Bodily self-possession is crucial to selfhood. “You lose self-possession not when another person merely wounds, embarrasses, or constrains you but when the other person actually takes over your body—exercising such complete and invasive physical control over it that your body is in an elemental sense no longer your own,” writes Rubenfeld. Torture and slavery are both considered crimes against self-possession, and to this list Rubenfeld would add rape.

Conceiving of rape as a violation of self-possession would explain why rape is treated differently than other forms of assault, without resorting to antiquated conceptions of virtue and purity. To rape someone is, however briefly, to take over their body and make it a tool of your will entirely, to rob them of self possession in a way that doesn’t occur via simple assault—or via sex-by-deception. Someone who willingly has sex with a lover who turns out not to be what they seem was not, during the act, stripped of their bodily autonomy. The deception, once known, may render consent meaningless, or at least imperfect, but it does not retroactively negate their self-possession during the sexual act.
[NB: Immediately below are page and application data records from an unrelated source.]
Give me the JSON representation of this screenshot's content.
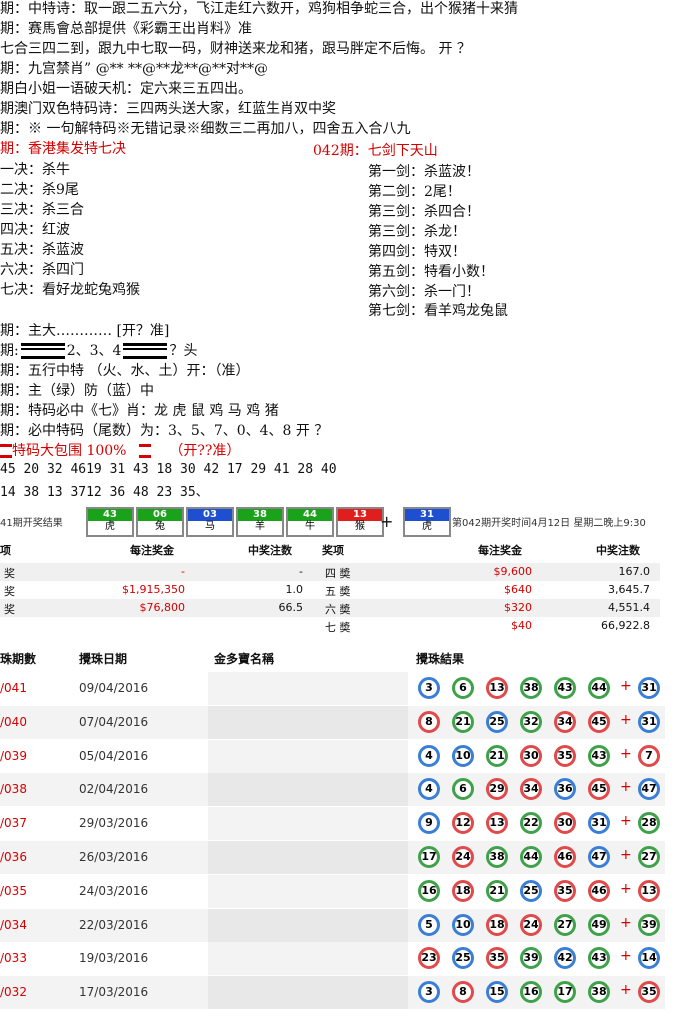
{
  "prediction_lines": [
    {
      "text": "期：中特诗：取一跟二五六分，飞江走红六数开，鸡狗相争蛇三合，出个猴猪十来猜",
      "red": false
    },
    {
      "text": "期：赛馬會总部提供《彩霸王出肖料》准",
      "red": false
    },
    {
      "text": "七合三四二到，跟九中七取一码，财神送来龙和猪，跟马胖定不后悔。 开 ？",
      "red": false
    },
    {
      "text": "期：九宫禁肖” @** **@**龙**@**对**@",
      "red": false
    },
    {
      "text": "期白小姐一语破天机：定六来三五四出。",
      "red": false
    },
    {
      "text": "期澳门双色特码诗：三四两头送大家，红蓝生肖双中奖",
      "red": false
    },
    {
      "text": "期：※ 一句解特码※无错记录※细数三二再加八，四舍五入合八九",
      "red": false
    }
  ],
  "seven_jue": {
    "title_left": "期：香港集发特七决",
    "title_right": "042期：七剑下天山",
    "left": [
      "一决：杀牛",
      "二决：杀9尾",
      "三决：杀三合",
      "四决：红波",
      "五决：杀蓝波",
      "六决：杀四门",
      "七决：看好龙蛇兔鸡猴"
    ],
    "right": [
      "第一剑：杀蓝波！",
      "第二剑：2尾！",
      "第三剑：杀四合！",
      "第三剑：杀龙！",
      "第四剑：特双！",
      "第五剑：特看小数！",
      "第六剑：杀一门！",
      "第七剑：看羊鸡龙兔鼠"
    ]
  },
  "extra_lines": {
    "l1": "期：主大………… [开？准]",
    "l2a": "期:",
    "l2b": "2、3、4",
    "l2c": "？头",
    "l3": "期：五行中特  （火、水、土）开：（准）",
    "l4": "期：主（绿）防（蓝）中",
    "l5": "期：特码必中《七》肖：龙 虎 鼠 鸡 马 鸡 猪",
    "l6": "期：必中特码（尾数）为：3、5、7、0、4、8  开 ？",
    "l7a": "特码大包围 100%",
    "l7b": "（开??准）",
    "nums1": "45 20 32 4619 31 43 18 30 42 17 29 41 28 40",
    "nums2": "14 38 13 3712 36 48 23 35、"
  },
  "result_bar": {
    "label": "41期开奖结果",
    "balls": [
      {
        "num": "43",
        "zodiac": "虎",
        "color": "#1aa31a"
      },
      {
        "num": "06",
        "zodiac": "兔",
        "color": "#1aa31a"
      },
      {
        "num": "03",
        "zodiac": "马",
        "color": "#1e4fd0"
      },
      {
        "num": "38",
        "zodiac": "羊",
        "color": "#1aa31a"
      },
      {
        "num": "44",
        "zodiac": "牛",
        "color": "#1aa31a"
      },
      {
        "num": "13",
        "zodiac": "猴",
        "color": "#e01e1e"
      }
    ],
    "special": {
      "num": "31",
      "zodiac": "虎",
      "color": "#1e4fd0"
    },
    "plus": "+",
    "next_draw": "第042期开奖时间4月12日 星期二晚上9:30"
  },
  "prize_table": {
    "headers": [
      "项",
      "每注奖金",
      "中奖注数",
      "奖项",
      "每注奖金",
      "中奖注数"
    ],
    "rows": [
      {
        "a": "奖",
        "b": "-",
        "c": "-",
        "d": "四 奬",
        "e": "$9,600",
        "f": "167.0"
      },
      {
        "a": "奖",
        "b": "$1,915,350",
        "c": "1.0",
        "d": "五 奬",
        "e": "$640",
        "f": "3,645.7"
      },
      {
        "a": "奖",
        "b": "$76,800",
        "c": "66.5",
        "d": "六 奬",
        "e": "$320",
        "f": "4,551.4"
      },
      {
        "a": "",
        "b": "",
        "c": "",
        "d": "七 奬",
        "e": "$40",
        "f": "66,922.8"
      }
    ]
  },
  "history": {
    "headers": [
      "珠期數",
      "攪珠日期",
      "金多寶名稱",
      "攪珠結果"
    ],
    "rows": [
      {
        "period": "/041",
        "date": "09/04/2016",
        "balls": [
          {
            "n": "3",
            "c": "blue"
          },
          {
            "n": "6",
            "c": "green"
          },
          {
            "n": "13",
            "c": "red"
          },
          {
            "n": "38",
            "c": "green"
          },
          {
            "n": "43",
            "c": "green"
          },
          {
            "n": "44",
            "c": "green"
          }
        ],
        "special": {
          "n": "31",
          "c": "blue"
        }
      },
      {
        "period": "/040",
        "date": "07/04/2016",
        "balls": [
          {
            "n": "8",
            "c": "red"
          },
          {
            "n": "21",
            "c": "green"
          },
          {
            "n": "25",
            "c": "blue"
          },
          {
            "n": "32",
            "c": "green"
          },
          {
            "n": "34",
            "c": "red"
          },
          {
            "n": "45",
            "c": "red"
          }
        ],
        "special": {
          "n": "31",
          "c": "blue"
        }
      },
      {
        "period": "/039",
        "date": "05/04/2016",
        "balls": [
          {
            "n": "4",
            "c": "blue"
          },
          {
            "n": "10",
            "c": "blue"
          },
          {
            "n": "21",
            "c": "green"
          },
          {
            "n": "30",
            "c": "red"
          },
          {
            "n": "35",
            "c": "red"
          },
          {
            "n": "43",
            "c": "green"
          }
        ],
        "special": {
          "n": "7",
          "c": "red"
        }
      },
      {
        "period": "/038",
        "date": "02/04/2016",
        "balls": [
          {
            "n": "4",
            "c": "blue"
          },
          {
            "n": "6",
            "c": "green"
          },
          {
            "n": "29",
            "c": "red"
          },
          {
            "n": "34",
            "c": "red"
          },
          {
            "n": "36",
            "c": "blue"
          },
          {
            "n": "45",
            "c": "red"
          }
        ],
        "special": {
          "n": "47",
          "c": "blue"
        }
      },
      {
        "period": "/037",
        "date": "29/03/2016",
        "balls": [
          {
            "n": "9",
            "c": "blue"
          },
          {
            "n": "12",
            "c": "red"
          },
          {
            "n": "13",
            "c": "red"
          },
          {
            "n": "22",
            "c": "green"
          },
          {
            "n": "30",
            "c": "red"
          },
          {
            "n": "31",
            "c": "blue"
          }
        ],
        "special": {
          "n": "28",
          "c": "green"
        }
      },
      {
        "period": "/036",
        "date": "26/03/2016",
        "balls": [
          {
            "n": "17",
            "c": "green"
          },
          {
            "n": "24",
            "c": "red"
          },
          {
            "n": "38",
            "c": "green"
          },
          {
            "n": "44",
            "c": "green"
          },
          {
            "n": "46",
            "c": "red"
          },
          {
            "n": "47",
            "c": "blue"
          }
        ],
        "special": {
          "n": "27",
          "c": "green"
        }
      },
      {
        "period": "/035",
        "date": "24/03/2016",
        "balls": [
          {
            "n": "16",
            "c": "green"
          },
          {
            "n": "18",
            "c": "red"
          },
          {
            "n": "21",
            "c": "green"
          },
          {
            "n": "25",
            "c": "blue"
          },
          {
            "n": "35",
            "c": "red"
          },
          {
            "n": "46",
            "c": "red"
          }
        ],
        "special": {
          "n": "13",
          "c": "red"
        }
      },
      {
        "period": "/034",
        "date": "22/03/2016",
        "balls": [
          {
            "n": "5",
            "c": "blue"
          },
          {
            "n": "10",
            "c": "blue"
          },
          {
            "n": "18",
            "c": "red"
          },
          {
            "n": "24",
            "c": "red"
          },
          {
            "n": "27",
            "c": "green"
          },
          {
            "n": "49",
            "c": "green"
          }
        ],
        "special": {
          "n": "39",
          "c": "green"
        }
      },
      {
        "period": "/033",
        "date": "19/03/2016",
        "balls": [
          {
            "n": "23",
            "c": "red"
          },
          {
            "n": "25",
            "c": "blue"
          },
          {
            "n": "35",
            "c": "red"
          },
          {
            "n": "39",
            "c": "green"
          },
          {
            "n": "42",
            "c": "blue"
          },
          {
            "n": "43",
            "c": "green"
          }
        ],
        "special": {
          "n": "14",
          "c": "blue"
        }
      },
      {
        "period": "/032",
        "date": "17/03/2016",
        "balls": [
          {
            "n": "3",
            "c": "blue"
          },
          {
            "n": "8",
            "c": "red"
          },
          {
            "n": "15",
            "c": "blue"
          },
          {
            "n": "16",
            "c": "green"
          },
          {
            "n": "17",
            "c": "green"
          },
          {
            "n": "38",
            "c": "green"
          }
        ],
        "special": {
          "n": "35",
          "c": "red"
        }
      }
    ]
  }
}
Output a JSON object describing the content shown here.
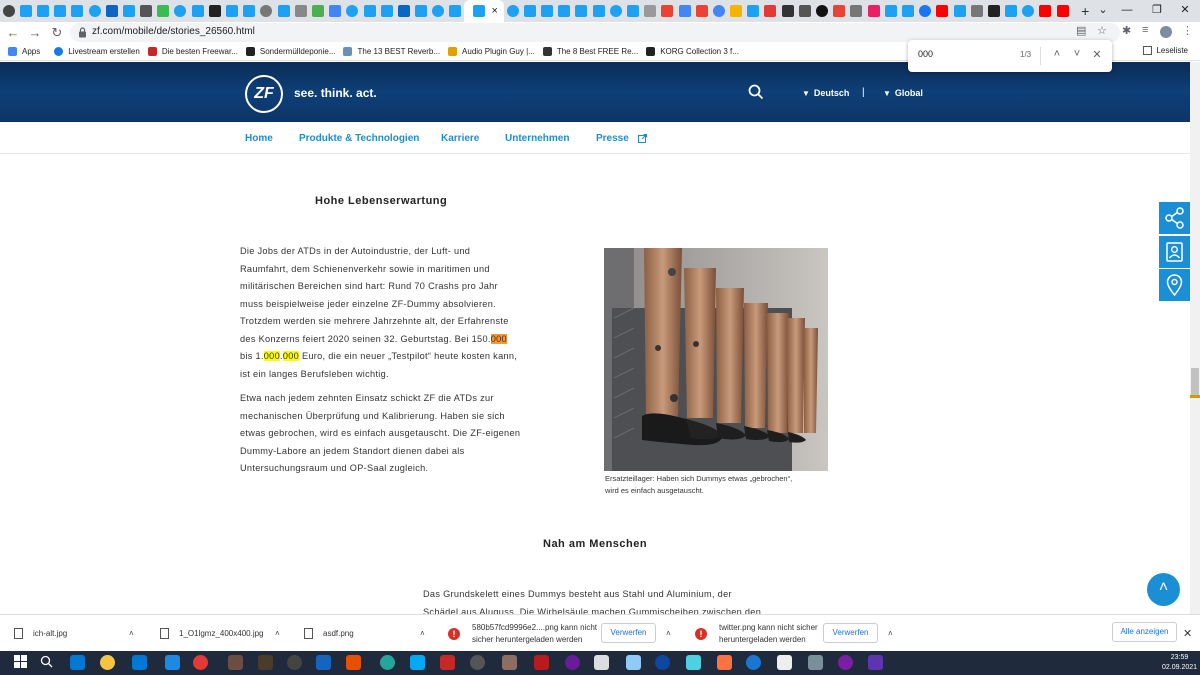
{
  "colors": {
    "accent": "#1a8fd6",
    "header": "#0e3f78",
    "highlight": "#ffff00",
    "find_active": "#ff9632"
  },
  "browser": {
    "tab_count_icons": 62,
    "url": "zf.com/mobile/de/stories_26560.html",
    "close_tab": "×",
    "new_tab": "+",
    "bookmarks": [
      {
        "label": "Apps",
        "icon": "apps-grid-icon"
      },
      {
        "label": "Livestream erstellen",
        "icon": "facebook-icon"
      },
      {
        "label": "Die besten Freewar...",
        "icon": "star-icon"
      },
      {
        "label": "Sondermülldeponie...",
        "icon": "wikipedia-icon"
      },
      {
        "label": "The 13 BEST Reverb...",
        "icon": "plugin-icon"
      },
      {
        "label": "Audio Plugin Guy |...",
        "icon": "audio-icon"
      },
      {
        "label": "The 8 Best FREE Re...",
        "icon": "moon-icon"
      },
      {
        "label": "KORG Collection 3 f...",
        "icon": "korg-icon"
      }
    ],
    "reading_list": "Leseliste",
    "find": {
      "query": "000",
      "count": "1/3"
    }
  },
  "site": {
    "logo": "ZF",
    "slogan": "see. think. act.",
    "lang": "Deutsch",
    "separator": "|",
    "region": "Global",
    "nav": [
      "Home",
      "Produkte & Technologien",
      "Karriere",
      "Unternehmen",
      "Presse"
    ]
  },
  "article": {
    "heading1": "Hohe Lebenserwartung",
    "para1_lines": [
      "Die Jobs der ATDs in der Autoindustrie, der Luft- und",
      "Raumfahrt, dem Schienenverkehr sowie in maritimen und",
      "militärischen Bereichen sind hart: Rund 70 Crashs pro Jahr",
      "muss beispielweise jeder einzelne ZF-Dummy absolvieren.",
      "Trotzdem werden sie mehrere Jahrzehnte alt, der Erfahrenste",
      "des Konzerns feiert 2020 seinen 32. Geburtstag. Bei 150."
    ],
    "para1_hl1": "000",
    "para1_l7a": "bis 1.",
    "para1_hl2": "000",
    "para1_l7b": ".",
    "para1_hl3": "000",
    "para1_l7c": " Euro, die ein neuer „Testpilot“ heute kosten kann,",
    "para1_l8": "ist ein langes Berufsleben wichtig.",
    "para2_lines": [
      "Etwa nach jedem zehnten Einsatz schickt ZF die ATDs zur",
      "mechanischen Überprüfung und Kalibrierung. Haben sie sich",
      "etwas gebrochen, wird es einfach ausgetauscht. Die ZF-eigenen",
      "Dummy-Labore an jedem Standort dienen dabei als",
      "Untersuchungsraum und OP-Saal zugleich."
    ],
    "caption_lines": [
      "Ersatzteillager: Haben sich Dummys etwas „gebrochen“,",
      "wird es einfach ausgetauscht."
    ],
    "heading2": "Nah am Menschen",
    "para3_lines": [
      "Das Grundskelett eines Dummys besteht aus Stahl und Aluminium, der",
      "Schädel aus Aluguss. Die Wirbelsäule machen Gummischeiben zwischen den"
    ]
  },
  "downloads": {
    "items": [
      {
        "name": "ich-alt.jpg"
      },
      {
        "name": "1_O1lgmz_400x400.jpg"
      },
      {
        "name": "asdf.png"
      }
    ],
    "warnings": [
      {
        "line1": "580b57fcd9996e2....png kann nicht",
        "line2": "sicher heruntergeladen werden",
        "button": "Verwerfen"
      },
      {
        "line1": "twitter.png kann nicht sicher",
        "line2": "heruntergeladen werden",
        "button": "Verwerfen"
      }
    ],
    "show_all": "Alle anzeigen"
  },
  "taskbar": {
    "time": "23:59",
    "date": "02.09.2021"
  }
}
To victims of sexual assault, there’s surely little distinction whether theirs is a violation of consent or self-possession, sexual autonomy or bodily autonomy. But as rape and rape law increasingly become topics of conversation, debate, and revision, it may be helpful to consider how we got here and precisely what it is we stand against.